Scientists emphasize that a lack of willpower does not equal deficiencies in cognitive development. In some cases, denial of pleasure may become a wrong choice. ’’After all, people who follow their emotional impulses, are often great travellers or businessmen,’’ writes Maya Salavits, the author of this article.

5.There is more cruelty in us than we think

In one famous experiment, the basement of Stanford University was fitted out as a prison. A group of male student volunteers were invited to participate in this experiment. They were divided into two groups of 12 people, with one group becoming ’’guards’’ and the other ’’prisoners’’. Before the experiment, all the participants were tested for mental stability and health.

The participants of both groups received the same salary. The experiment was meant to last for four weeks.

The ’’prisoners’’ were given prison clothes and assigned numbers which deprived them of their names. The ’’guards’’ were dressed in a prison guard’s uniform and were given batons and sunglasses that hid their eyes. They had to monitor the ’’prisoners’’ without applying force.

On the second day of the experiment, the ’’prisoners’’ rebelled. The ’’guards’’ used fire extinguishers to calm down the unrest. Soon, the ’’guards’’ made their ’’prisoners’’ sleep naked on the concrete, and an opportunity to use the shower or even the toilet became a privilege.

One out of every three of the ’’guards’’ displayed sadism and cruelty by openly mocking the ’’prisoners’’. One participant went on hunger strike, for which he was placed in a tiny closet.

Other ’’prisoners’’ were forced to either give up their blankets for the night, or be left in solitary confinement. Only one person agreed to do so.

The experiment lasted a week, instead of the planned four weeks. Many of the ’’guards’’ were upset about the early end of the experiment.

6. Authority for us is above moral norms

How much are regular people willing to impose suffering on others, if it’s a part of their job?

In one Yale University experiment, a ’’student’’ had to perform tasks, and a ’’teacher’’ had to check and punish ’’students’’ with a shock from an electric current for every mistake they made. The ’’students’’, however, were just actors and only pretended to receive a shock.
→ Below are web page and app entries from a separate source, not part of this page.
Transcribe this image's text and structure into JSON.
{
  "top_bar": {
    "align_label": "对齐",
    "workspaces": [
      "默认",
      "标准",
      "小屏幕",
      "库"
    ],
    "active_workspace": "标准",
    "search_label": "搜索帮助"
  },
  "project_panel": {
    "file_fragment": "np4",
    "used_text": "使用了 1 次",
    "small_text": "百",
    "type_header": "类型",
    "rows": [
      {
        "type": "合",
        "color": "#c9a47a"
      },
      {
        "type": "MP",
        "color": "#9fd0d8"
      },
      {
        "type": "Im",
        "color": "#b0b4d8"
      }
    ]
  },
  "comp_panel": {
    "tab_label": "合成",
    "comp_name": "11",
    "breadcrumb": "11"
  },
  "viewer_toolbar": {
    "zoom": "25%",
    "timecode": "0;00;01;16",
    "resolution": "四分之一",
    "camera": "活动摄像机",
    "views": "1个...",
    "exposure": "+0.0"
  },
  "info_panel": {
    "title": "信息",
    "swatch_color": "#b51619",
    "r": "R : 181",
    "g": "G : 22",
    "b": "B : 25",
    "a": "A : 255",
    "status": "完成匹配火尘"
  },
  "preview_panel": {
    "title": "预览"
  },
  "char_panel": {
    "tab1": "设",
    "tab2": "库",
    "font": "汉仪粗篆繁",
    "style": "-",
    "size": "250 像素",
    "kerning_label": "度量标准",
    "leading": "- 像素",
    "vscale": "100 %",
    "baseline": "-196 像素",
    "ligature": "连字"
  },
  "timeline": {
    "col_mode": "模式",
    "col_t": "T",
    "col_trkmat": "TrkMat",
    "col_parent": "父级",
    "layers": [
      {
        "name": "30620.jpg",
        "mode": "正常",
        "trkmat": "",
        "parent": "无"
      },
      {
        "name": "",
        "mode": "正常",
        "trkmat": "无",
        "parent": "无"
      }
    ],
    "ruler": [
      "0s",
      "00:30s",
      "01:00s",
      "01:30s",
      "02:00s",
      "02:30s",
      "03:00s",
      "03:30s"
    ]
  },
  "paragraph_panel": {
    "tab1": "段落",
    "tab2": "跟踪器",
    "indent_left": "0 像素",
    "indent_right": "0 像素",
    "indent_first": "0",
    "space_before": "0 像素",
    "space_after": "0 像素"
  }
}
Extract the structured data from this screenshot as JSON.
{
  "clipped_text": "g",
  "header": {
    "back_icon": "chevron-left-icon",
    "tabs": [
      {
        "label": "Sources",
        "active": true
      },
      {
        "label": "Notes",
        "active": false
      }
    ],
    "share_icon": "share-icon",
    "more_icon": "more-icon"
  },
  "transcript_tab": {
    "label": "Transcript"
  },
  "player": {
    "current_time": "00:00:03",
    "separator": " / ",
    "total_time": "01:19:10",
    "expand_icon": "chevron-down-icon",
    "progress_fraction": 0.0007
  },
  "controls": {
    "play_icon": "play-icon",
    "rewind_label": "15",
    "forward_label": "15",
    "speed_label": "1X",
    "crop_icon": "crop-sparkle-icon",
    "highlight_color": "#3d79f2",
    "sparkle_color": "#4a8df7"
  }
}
A ’’teacher’’ went into another room that contained a generator with levers, on which the voltage was written. The ’’teacher’’ was thus aware of the danger in the test he was conducting. Starting with 15 V, the ’’teacher’’ was meant to increase the voltage with every new mistake all the way up to 450 V. When applying the strongest punishment, the organisers of the experiment demanded that the ’’teacher’’ continued to use the last lever.

If the ’’teacher’’ seemed to have doubts, the organisers would ask him to continue by saying that the punishment was necessary for the experiment. In addition, the ’’teacher’’ was assured that the ’’student’’ did not receive serious injuries.

The results showed that a majority of the ’’teachers’’ (26 out of 40) proceeded to use the maximum voltage (450 V) until the organisers ordered an end to the experiment.

The experiment appear to show that completely normal adults are ready to harm others if ordered to by those in authority.

7.Our beliefs prevent us from objectively perceiving reality

Arthur Ellison, a professor of electrical engineering who likes to joke around, once decided to finish his lecture with a game. He asked a group of volunteers (some of them were his fellow professors) to focus their attention on an iron vase. They had to make the vase levitate by looking at it…And they succeeded. The vase really did seem to float above the table. Allison was not surprised because he helped the vase to ’’levitate’’ with the help of an electromagnet.

The students had no idea about the electromagnet, and their opinions varied. One participant said that he saw some gray substance that helped the vase levitate. Another participant argued that nothing had happened and the vase did not move from its original location.

Both students ’’adjusted’’ what they saw to what they believed.